An effective citizen knows their values and positions, and applies those values to evaluate candidates and ballot propositions

  • Knows their values and positions on current issues
  • Can assess and evaluate candidates and ballot propositions based on values

We are the managers of our democracy, but how informed are we about our own positions and the propositions and candidates we are asked to vote for? How many of us are clear about our own values, not just the ones passed on by our families or the ones held by our political party?  We have unprecedented access to information. We are flooded with marketing messages, news, media, pop culture, the demands of an always-on 7x24 workplace. But do we have the right information to connect our values to our voting decisions?

But when it’s “go” time: time to evaluate candidates and propositions and place our votes, how do we cast votes that align with our values? We all share common democratic values: personal freedom, the rule of law, freedoms of speech, belief, and the press. The real differences between us and our parties are in how we prioritize these values. We believe each of us owes it to ourselves and our society to step back and take a look at what we really believe and the direction we want our societies to grow.  Join us for a deep look and Craft Your Personal Platform.

An effective citizen is a lifelong learner, regularly seeking personal growth:

  • Regularly works to improve their personal capabilities
  • Fosters independent thinking and decision-making
  • Is cognizant of their limitation: personal, cultural, the impact of biases and fallacies

As so many of us are regularly stressed and stretched too thin, it is tempting to retreat, to seek shelter from the storms of our lives. The longer this continues, many of us make it our life’s goal to simplify, declutter, retreat to the older simpler time, to retire as quickly as we can. We bounce from coffee in the morning to wine and beer at night; the downside of pervasive competition unchecked by collective demand for wellbeing.
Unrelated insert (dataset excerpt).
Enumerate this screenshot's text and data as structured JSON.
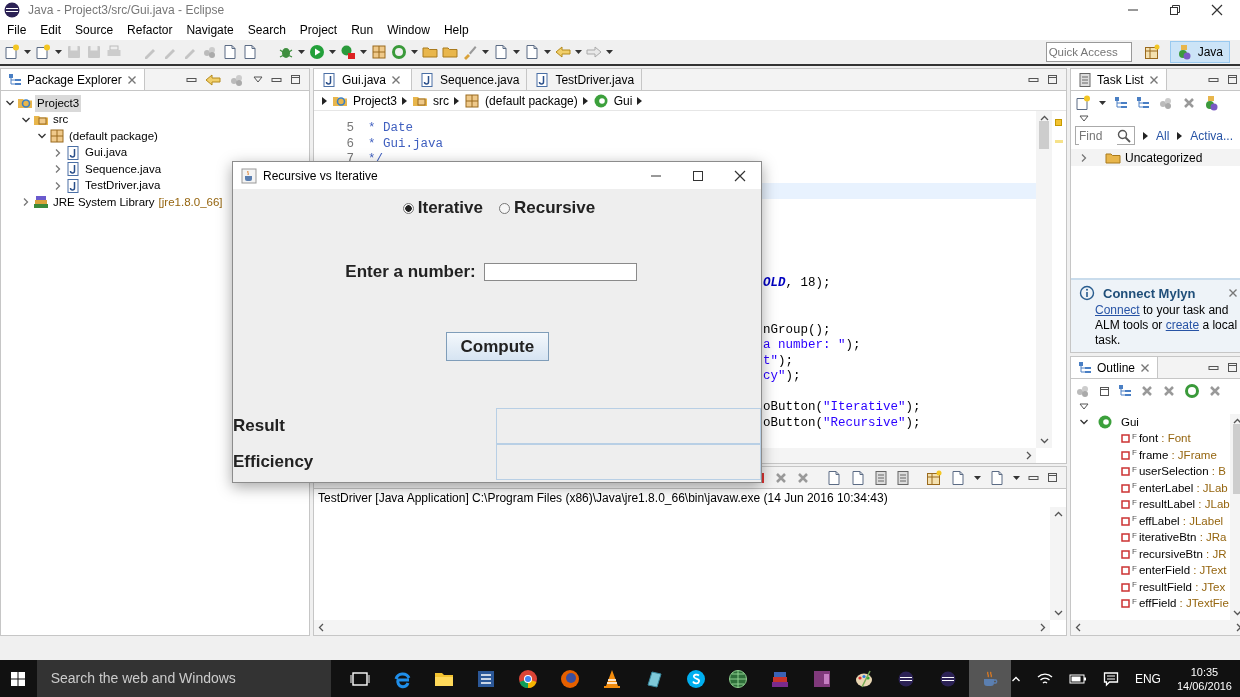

In this environment of always on and always behind, it is difficult to make time for personal development and wellbeing.  But if we don’t, we’ll only have ourselves to blame.

Medical science and Gerontology research teach us to keep active as long as we can. Doctors push patients to become ambulatory as quickly as possible following surgery, and seniors are guided to take up new challenges such as a new language. Why? This is what keeps us vibrant and engaged. We know from our own experience that when we exercise, eat right, and get good sleep, we feel and perform better. This is also true for our intellectual, emotional, and civic lives.  If we don’t attend to personal growth, if we don't clear out resentments and ‘stories,’ we become intellectually and emotionally marginalized.

Life is a use-it-or-lose-it proposition

We have a ‘work-hard play-hard’ ethic in our culture that leaves no time for learning. About a quarter of adults have not read a book in the last year. There is no magic pill to staying current and crisp.  It’s like going to the gym: it’s about time in and reps completed. Wouldn't it be nice to build capacity building exercises into your daily routine? Wouldn't it be better to do it with a group where you cheer each other on? Join our Lifelong Learning program to conduct an assessment of your capabilities, conduct a reality check of your limitations, and set a plan to keep you growing and crisp.

This is part one of a six-part series that surveys topic areas of civic and consumer education. We assess the needs and opportunities, then present a few program ideas.  Some of these programs are ready, some need to be built. If you are interested as a participant, please sign up on the waiting list. If you are a subject matter expert in a relevant are and interested in designing a program, please contact us to discuss program development.